Task instructions: Send back the entries exactly as they were given.

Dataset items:
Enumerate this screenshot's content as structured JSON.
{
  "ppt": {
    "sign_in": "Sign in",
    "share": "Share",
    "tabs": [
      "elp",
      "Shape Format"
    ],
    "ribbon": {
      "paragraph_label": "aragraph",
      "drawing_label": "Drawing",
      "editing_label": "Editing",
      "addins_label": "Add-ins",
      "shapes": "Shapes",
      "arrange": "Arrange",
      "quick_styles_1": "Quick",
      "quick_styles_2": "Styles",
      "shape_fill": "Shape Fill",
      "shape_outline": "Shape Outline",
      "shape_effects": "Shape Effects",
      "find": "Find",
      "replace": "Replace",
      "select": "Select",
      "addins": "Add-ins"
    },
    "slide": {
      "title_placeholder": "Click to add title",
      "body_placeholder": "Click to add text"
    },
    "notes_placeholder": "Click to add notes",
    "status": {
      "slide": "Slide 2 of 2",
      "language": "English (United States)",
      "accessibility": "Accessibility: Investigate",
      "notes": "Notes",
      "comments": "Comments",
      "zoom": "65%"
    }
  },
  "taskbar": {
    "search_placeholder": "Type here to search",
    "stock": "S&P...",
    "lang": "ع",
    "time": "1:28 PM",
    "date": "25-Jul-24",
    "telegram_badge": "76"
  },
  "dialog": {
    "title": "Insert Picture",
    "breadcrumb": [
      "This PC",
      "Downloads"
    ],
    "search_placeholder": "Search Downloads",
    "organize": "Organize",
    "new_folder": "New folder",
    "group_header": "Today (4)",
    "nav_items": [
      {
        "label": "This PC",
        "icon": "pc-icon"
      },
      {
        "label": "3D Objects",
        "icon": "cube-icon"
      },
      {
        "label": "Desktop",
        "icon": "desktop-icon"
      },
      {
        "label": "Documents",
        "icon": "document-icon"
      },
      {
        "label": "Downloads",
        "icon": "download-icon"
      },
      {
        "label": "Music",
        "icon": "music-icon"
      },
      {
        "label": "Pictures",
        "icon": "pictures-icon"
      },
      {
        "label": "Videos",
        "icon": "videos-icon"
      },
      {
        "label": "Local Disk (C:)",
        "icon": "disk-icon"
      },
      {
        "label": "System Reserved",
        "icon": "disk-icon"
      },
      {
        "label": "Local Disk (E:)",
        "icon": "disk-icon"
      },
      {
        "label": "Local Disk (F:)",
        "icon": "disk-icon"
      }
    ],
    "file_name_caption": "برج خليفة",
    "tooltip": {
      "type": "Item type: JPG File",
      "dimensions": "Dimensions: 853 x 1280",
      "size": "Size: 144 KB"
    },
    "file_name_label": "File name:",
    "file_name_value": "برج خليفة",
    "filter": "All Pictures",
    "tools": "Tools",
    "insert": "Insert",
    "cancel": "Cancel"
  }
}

Completed exercise:
Enumerate this screenshot's content as structured JSON.
{
  "ppt": {
    "sign_in": "Sign in",
    "share": "Share",
    "tabs": [
      "elp",
      "Shape Format"
    ],
    "ribbon": {
      "paragraph_label": "aragraph",
      "drawing_label": "Drawing",
      "editing_label": "Editing",
      "addins_label": "Add-ins",
      "shapes": "Shapes",
      "arrange": "Arrange",
      "quick_styles_1": "Quick",
      "quick_styles_2": "Styles",
      "shape_fill": "Shape Fill",
      "shape_outline": "Shape Outline",
      "shape_effects": "Shape Effects",
      "find": "Find",
      "replace": "Replace",
      "select": "Select",
      "addins": "Add-ins"
    },
    "slide": {
      "title_placeholder": "Click to add title",
      "body_placeholder": "Click to add text"
    },
    "notes_placeholder": "Click to add notes",
    "status": {
      "slide": "Slide 2 of 2",
      "language": "English (United States)",
      "accessibility": "Accessibility: Investigate",
      "notes": "Notes",
      "comments": "Comments",
      "zoom": "65%"
    }
  },
  "taskbar": {
    "search_placeholder": "Type here to search",
    "stock": "S&P...",
    "lang": "ع",
    "time": "1:28 PM",
    "date": "25-Jul-24",
    "telegram_badge": "76"
  },
  "dialog": {
    "title": "Insert Picture",
    "breadcrumb": [
      "This PC",
      "Downloads"
    ],
    "search_placeholder": "Search Downloads",
    "organize": "Organize",
    "new_folder": "New folder",
    "group_header": "Today (4)",
    "nav_items": [
      {
        "label": "This PC",
        "icon": "pc-icon"
      },
      {
        "label": "3D Objects",
        "icon": "cube-icon"
      },
      {
        "label": "Desktop",
        "icon": "desktop-icon"
      },
      {
        "label": "Documents",
        "icon": "document-icon"
      },
      {
        "label": "Downloads",
        "icon": "download-icon"
      },
      {
        "label": "Music",
        "icon": "music-icon"
      },
      {
        "label": "Pictures",
        "icon": "pictures-icon"
      },
      {
        "label": "Videos",
        "icon": "videos-icon"
      },
      {
        "label": "Local Disk (C:)",
        "icon": "disk-icon"
      },
      {
        "label": "System Reserved",
        "icon": "disk-icon"
      },
      {
        "label": "Local Disk (E:)",
        "icon": "disk-icon"
      },
      {
        "label": "Local Disk (F:)",
        "icon": "disk-icon"
      }
    ],
    "file_name_caption": "برج خليفة",
    "tooltip": {
      "type": "Item type: JPG File",
      "dimensions": "Dimensions: 853 x 1280",
      "size": "Size: 144 KB"
    },
    "file_name_label": "File name:",
    "file_name_value": "برج خليفة",
    "filter": "All Pictures",
    "tools": "Tools",
    "insert": "Insert",
    "cancel": "Cancel"
  }
}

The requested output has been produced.